A number of these polls had very large sample sizes, meaning that the results are less likely than usual to have resulted from statistical variance.
But the modest gains that Mr. Obama has made in the high-profile national surveys should not be that much of a surprise. We’ve observed the race shifting toward him over the past two to three weeks in polls of swing states, where overwhelming majorities of polls have had Mr. Obama ahead over the past few days.

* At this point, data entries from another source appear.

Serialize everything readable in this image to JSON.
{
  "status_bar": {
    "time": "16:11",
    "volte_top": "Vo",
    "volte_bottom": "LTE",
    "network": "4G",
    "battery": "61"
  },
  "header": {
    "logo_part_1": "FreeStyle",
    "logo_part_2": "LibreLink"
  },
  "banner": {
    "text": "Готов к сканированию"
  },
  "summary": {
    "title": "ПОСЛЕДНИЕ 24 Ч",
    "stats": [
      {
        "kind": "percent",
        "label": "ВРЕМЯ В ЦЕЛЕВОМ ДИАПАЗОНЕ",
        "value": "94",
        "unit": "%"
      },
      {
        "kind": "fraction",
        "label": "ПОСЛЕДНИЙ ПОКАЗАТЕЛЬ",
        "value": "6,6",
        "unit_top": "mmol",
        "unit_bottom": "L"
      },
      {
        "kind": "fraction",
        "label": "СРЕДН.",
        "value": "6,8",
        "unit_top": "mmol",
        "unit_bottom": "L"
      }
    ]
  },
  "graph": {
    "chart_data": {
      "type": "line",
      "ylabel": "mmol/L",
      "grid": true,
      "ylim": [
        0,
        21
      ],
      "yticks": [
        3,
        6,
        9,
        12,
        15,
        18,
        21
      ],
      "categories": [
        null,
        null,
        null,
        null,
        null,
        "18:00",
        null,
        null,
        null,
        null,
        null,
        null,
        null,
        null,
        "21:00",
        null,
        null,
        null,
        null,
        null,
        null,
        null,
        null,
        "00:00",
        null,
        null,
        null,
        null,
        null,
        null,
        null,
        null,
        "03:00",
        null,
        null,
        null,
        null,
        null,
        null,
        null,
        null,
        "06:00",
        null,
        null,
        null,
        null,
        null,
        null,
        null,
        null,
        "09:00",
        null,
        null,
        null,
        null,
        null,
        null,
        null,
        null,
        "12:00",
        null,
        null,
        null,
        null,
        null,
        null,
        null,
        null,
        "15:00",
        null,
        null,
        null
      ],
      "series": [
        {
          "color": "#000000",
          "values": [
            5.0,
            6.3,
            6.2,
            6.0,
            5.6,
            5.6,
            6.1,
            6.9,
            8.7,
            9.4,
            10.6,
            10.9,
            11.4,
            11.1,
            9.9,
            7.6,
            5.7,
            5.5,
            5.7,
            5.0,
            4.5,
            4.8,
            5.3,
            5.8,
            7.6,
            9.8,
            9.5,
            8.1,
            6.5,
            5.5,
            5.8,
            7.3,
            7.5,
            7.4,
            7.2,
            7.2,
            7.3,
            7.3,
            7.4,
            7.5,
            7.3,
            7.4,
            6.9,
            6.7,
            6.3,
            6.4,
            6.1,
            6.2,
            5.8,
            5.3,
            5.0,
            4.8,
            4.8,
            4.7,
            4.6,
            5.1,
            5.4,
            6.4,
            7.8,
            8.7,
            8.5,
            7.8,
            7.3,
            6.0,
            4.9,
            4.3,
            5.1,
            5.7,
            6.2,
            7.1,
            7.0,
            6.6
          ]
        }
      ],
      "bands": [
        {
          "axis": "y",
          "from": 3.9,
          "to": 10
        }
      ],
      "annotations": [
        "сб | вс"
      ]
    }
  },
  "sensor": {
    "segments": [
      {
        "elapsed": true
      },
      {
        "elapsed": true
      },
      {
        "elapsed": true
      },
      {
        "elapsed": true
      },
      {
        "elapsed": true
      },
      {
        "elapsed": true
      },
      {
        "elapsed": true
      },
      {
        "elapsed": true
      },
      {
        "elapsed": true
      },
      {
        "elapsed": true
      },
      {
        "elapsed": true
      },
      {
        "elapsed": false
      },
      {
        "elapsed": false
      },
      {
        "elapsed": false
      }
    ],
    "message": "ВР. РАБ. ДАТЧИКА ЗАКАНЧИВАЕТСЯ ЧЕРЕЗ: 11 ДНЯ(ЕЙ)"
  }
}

Where has Mr. Obama shown a bit of weakness in his numbers? His polls in noncompetitive states have been mediocre lately. In polls published by the online firm YouGov on Sunday, for example, there were declines in Mr. Obama’s numbers in California and Texas. Since these states have large populations, they could lower Mr. Obama’s popular vote even though they will play no role in his Electoral College tally.
The forecast model still does perceive some differences between the state polls and national polls, but it is within a reasonable range.
Perhaps more important, the fact that the national polls now suggest a slight lead for Mr. Obama removes one of the better reasons to think that our forecast might have been underrating Mr. Romney’s chances.
Based on the simulations that we ran on early Sunday evening, for example, Mr. Obama would have an 85 percent chance of winning the Electoral College if the popular vote were exactly tied nationally. This is where Mr. Obama’s Electoral College advantages, particularly in Nevada, Ohio and Wisconsin, would be of their maximum benefit. Given a tied national popular vote, we would expect Mr. Obama to underperform his polls slightly in these states — but since he leads by a minimum of about three points in the polling average in each one, he could underperform those numbers and still win them.
Mr. Obama would be almost certain to win the Electoral College if he won the popular vote by a percentage point or so.
And that's where he is at this point, with a lead nationally of a point or two. Nate is still hanging an 87% chance for the President, and about 12.5% for Romney, we've gone from one in six to about one in eight now for the Republican.
Having said that, it's important to note that Nate gave only a one in six chance 2 years ago of Republicans picking up 70 House seats. They got 67. Just because Silver assigns it a low probability doesn't mean the President can't lose. It means that out of every fifteen simulations, Romney does win two of them.
Keep that in mind. If you can vote early today (some states still have early voting on Monday) do so, and Tuesday get to the polls otherwise!